Two sports betting operators agreed Wednesday to pay a combined $750K to the Ohio Casino Control Commission (OCCC) after admitting to rules violations related to promoting their online sportsbooks.
The fines levied against DraftKings and Penn Sports Interactive were approved during the OCCC’s monthly meeting in Columbus.
The two operators were among four cited by the commission in December and early January, with DraftKings, cited for violations twice in that span. In addition to the monetary fines, the companies agreed to take other remedial measures to prevent their issues from reoccurring.
Penn Sports Interactive, which operates as Barstool Sportsbook, was cited in December after Barstool Sports promoted the sports betting app during a college football show held in November at the University of Toledo.
Penn owns a minority stake in the sports media company and is in the process of making it a wholly-owned subsidiary. Ohio sports betting regulations bar sportsbooks from promotions on college campuses.
Chris Soriano, chief compliance officer for Penn Entertainment, told the commissioners that the company, which also operates two casinos and two video lottery racinos in the state, prides itself on playing by the rules.

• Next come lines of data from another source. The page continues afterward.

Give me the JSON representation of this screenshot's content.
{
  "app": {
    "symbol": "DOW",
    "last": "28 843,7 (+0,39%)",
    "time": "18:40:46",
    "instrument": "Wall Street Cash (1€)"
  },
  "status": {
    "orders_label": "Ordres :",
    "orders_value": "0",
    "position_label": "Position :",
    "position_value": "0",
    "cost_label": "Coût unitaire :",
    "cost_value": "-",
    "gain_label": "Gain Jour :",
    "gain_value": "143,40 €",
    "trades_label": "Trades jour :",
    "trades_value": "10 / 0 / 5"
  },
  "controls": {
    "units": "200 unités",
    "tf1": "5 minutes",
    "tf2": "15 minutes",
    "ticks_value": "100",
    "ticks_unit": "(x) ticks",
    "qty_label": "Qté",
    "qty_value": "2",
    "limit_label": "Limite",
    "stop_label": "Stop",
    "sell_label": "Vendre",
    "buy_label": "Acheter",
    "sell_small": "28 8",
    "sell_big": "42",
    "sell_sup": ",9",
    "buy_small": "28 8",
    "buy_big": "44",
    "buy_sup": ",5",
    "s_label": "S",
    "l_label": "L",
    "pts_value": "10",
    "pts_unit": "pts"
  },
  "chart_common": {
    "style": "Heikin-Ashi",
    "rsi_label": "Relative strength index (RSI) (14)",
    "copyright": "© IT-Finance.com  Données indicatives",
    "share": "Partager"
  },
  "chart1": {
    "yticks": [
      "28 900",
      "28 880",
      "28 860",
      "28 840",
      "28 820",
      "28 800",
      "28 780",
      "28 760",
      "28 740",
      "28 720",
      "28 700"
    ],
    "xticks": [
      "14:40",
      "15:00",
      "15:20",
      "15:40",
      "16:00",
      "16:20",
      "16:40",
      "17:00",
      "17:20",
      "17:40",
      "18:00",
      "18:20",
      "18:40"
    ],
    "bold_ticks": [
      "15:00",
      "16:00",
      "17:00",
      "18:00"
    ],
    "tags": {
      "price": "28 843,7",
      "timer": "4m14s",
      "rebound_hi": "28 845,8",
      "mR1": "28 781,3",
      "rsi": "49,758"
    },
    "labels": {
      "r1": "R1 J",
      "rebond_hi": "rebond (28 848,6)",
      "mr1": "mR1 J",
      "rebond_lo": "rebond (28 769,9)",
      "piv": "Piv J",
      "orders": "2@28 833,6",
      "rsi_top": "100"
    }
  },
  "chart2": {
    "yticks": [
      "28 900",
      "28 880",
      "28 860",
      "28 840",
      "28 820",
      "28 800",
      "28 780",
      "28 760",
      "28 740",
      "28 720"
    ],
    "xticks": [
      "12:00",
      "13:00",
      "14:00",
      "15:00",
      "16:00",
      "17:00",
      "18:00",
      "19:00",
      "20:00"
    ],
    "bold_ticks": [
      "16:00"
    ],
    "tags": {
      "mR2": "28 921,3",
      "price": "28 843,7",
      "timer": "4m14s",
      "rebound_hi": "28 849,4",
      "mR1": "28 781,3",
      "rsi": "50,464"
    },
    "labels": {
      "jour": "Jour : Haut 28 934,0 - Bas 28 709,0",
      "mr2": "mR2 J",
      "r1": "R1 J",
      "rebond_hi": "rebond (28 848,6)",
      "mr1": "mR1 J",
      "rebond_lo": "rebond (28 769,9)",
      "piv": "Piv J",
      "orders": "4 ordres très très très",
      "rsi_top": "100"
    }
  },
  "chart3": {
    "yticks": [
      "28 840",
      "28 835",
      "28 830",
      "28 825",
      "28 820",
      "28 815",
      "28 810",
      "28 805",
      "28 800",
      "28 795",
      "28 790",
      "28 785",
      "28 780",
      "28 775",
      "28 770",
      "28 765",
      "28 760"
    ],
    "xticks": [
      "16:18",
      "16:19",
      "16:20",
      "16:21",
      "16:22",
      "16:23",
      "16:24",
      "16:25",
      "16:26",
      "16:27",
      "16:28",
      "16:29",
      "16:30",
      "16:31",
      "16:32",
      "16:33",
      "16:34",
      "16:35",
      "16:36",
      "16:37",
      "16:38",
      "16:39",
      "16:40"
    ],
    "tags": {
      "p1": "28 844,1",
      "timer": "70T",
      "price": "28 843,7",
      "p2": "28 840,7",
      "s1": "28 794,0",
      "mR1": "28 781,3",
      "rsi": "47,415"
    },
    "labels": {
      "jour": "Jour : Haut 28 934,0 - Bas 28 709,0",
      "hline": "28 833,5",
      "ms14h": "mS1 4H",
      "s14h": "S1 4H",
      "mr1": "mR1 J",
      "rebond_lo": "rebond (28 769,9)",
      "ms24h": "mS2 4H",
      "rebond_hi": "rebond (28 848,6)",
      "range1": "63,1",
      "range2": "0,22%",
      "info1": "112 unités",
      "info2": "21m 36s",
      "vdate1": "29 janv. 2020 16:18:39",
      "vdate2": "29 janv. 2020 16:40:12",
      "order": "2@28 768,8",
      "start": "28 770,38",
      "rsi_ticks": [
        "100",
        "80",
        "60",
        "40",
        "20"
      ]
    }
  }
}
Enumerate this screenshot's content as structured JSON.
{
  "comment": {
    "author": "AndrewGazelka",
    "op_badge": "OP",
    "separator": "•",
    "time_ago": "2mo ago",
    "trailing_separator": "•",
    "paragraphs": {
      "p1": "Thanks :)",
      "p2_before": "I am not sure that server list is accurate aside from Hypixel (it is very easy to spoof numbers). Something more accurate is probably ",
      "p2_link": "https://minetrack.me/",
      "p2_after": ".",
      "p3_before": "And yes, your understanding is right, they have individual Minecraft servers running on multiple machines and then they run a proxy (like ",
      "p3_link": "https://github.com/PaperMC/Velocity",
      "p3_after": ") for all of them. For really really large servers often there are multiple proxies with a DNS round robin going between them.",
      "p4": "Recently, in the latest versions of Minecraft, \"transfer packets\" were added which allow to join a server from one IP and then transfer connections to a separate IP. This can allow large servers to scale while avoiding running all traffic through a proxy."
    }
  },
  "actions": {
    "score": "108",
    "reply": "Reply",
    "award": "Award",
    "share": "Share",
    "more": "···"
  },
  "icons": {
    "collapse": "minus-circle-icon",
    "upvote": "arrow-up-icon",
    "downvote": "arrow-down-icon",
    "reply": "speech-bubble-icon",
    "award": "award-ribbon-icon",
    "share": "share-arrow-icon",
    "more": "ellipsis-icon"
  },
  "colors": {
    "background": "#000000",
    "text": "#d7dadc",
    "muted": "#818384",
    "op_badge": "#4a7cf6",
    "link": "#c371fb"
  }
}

“In this matter, we fell short of the mark,” he said. “We accept responsibility for that by reading the advertisement during the Barstool College Football Show.”
Barstool agreed to pay a $250K fine and take other actions.DraftKings Takes Actions After Violations
In late December, DraftKings was cited for directly mailing sportsbook promotional pieces to more than 2,500 Ohioans under the age of 21, the minimum legal betting age in the state. The mailers included a QR code, which, if scanned, allowed individuals to download the company’s sports betting app. The mailers also promoted $200 in free bet credits.
The commission sought a $350K fine for that violation.
Days later, shortly after sports betting began in the state, the OCCC cited DraftKings, Caesars Entertainment, and BetMGM for violating responsible gaming standards in their advertising materials. DraftKings, specifically, was cited for ads that did not include conspicuous statements promoting responsible gaming practices. In addition, commission staff found ads that violated standards regarding free bet credits.
In the ads, DraftKings offered $200 in free bet credits if a customer first wagered at least $5. Under Ohio rules, sports betting operators can only promote something as free if the customer doesn’t need to put up their own money first to receive it.
The OCCC recommended a $150K fine for that violation.
Jacob List, DraftKings director of regulatory operations, told the commission that underage customers received the promotional mailer after the company used its customer database for daily fantasy sports players in Ohio. That database, though, wasn’t filtered to exclude those under 21 years of age. The database has since been updated, List said.
On the other count, List said DraftKings has now created a new team within its marketing department that will review advertisements to ensure they meet state regulations. DraftKings has also updated its training documents.
The commission approved the agreement, which calls for the Boston-based company to pay $500K in fines.Caesars Settled Last Month
Caesars agreed to pay its $150K fine, and the OCCC approved that agreement at last month’s meeting. That leaves BetMGM as the only operator yet to resolve its citation with the state.
Companies that don’t reach agreements can appeal their citations within 30 days of the notice of violation.